They came, they enjoyed, they littered.

The scenic Dimna Lake, a picnic hotspot located 10km from the city, has turned into a garbage dump thanks to picnickers who had their fill of fun on Republic Day, but forgot their civic sense in the process.

The lake witnessed a huge footfall of picnickers on Saturday. The turnout was pretty robust on Sunday as well.

The result? The area around the reservoir nestling at Dimna foothills is littered with thermocol plates, polythene bags, food leftovers and empty liquor bottles.

“The picnic season is nearing its end. We, therefore, thought of going to Dimna Lake today (Sunday). But seeing the filth scattered all over, we changed our plan and headed for Patamda, another picnic spot on the other side of the lake. Thankfully, it was clean,” said Surojit Chatterjee, an employee of an insurance company and a resident of Sonari, who was accompanied by family and friends.

B.N. Shah, a resident of Mirzadih located close to Dimna Lake, said water body and its surroundings needed to be cleaned as early as possible.

“Tourists from Bengal and local picnickers had started pouring in at Dimna ever since the picnic season began in December-end. The picnickers lack civic sense and seldom pick up the trash that they throw here. The lake water has become unfit for use due to floating waste,” Shah, a retired government employee, said, adding that Jusco cannot be blamed as it conduct cleaning drive quite often.
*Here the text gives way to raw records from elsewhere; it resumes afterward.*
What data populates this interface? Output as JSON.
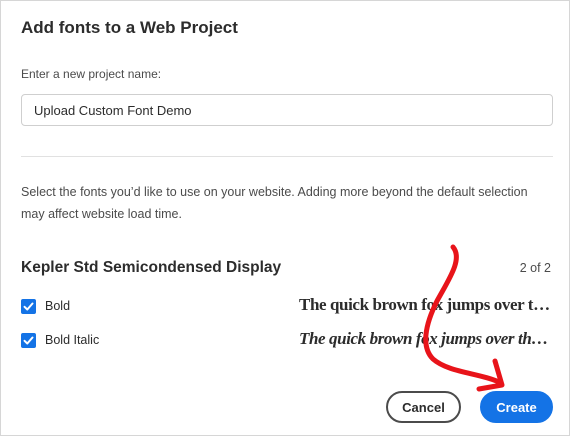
{
  "dialog": {
    "title": "Add fonts to a Web Project",
    "project_name_label": "Enter a new project name:",
    "project_name_value": "Upload Custom Font Demo",
    "description": "Select the fonts you’d like to use on your website. Adding more beyond the default selection may affect website load time."
  },
  "font_family": {
    "name": "Kepler Std Semicondensed Display",
    "count": "2 of 2",
    "styles": [
      {
        "label": "Bold",
        "checked": true,
        "sample": "The quick brown fox jumps over the lazy dog"
      },
      {
        "label": "Bold Italic",
        "checked": true,
        "sample": "The quick brown fox jumps over the lazy dog"
      }
    ]
  },
  "buttons": {
    "cancel": "Cancel",
    "create": "Create"
  },
  "colors": {
    "accent": "#1473e6",
    "annotation": "#e8141a"
  },
  "icons": {
    "checkbox_check": "checkmark-icon",
    "annotation": "hand-drawn-arrow"
  }
}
Jusco spokesperson Rajesh Rajan blamed picnickers for the mess.

“We engage workers at the lake on a regular basis for carrying out cleaning activity during the picnic season. People should also co-operate. We appealed to people to dispose of their leftovers at a particular place instead of littering them, but picnickers seldom pay heed,” Rajan said.

According to a rough estimate, in the past two weeks of the peak picnic season, average daily footfall touched 1,500 on weekdays and over 5,000 on Saturdays and Sundays.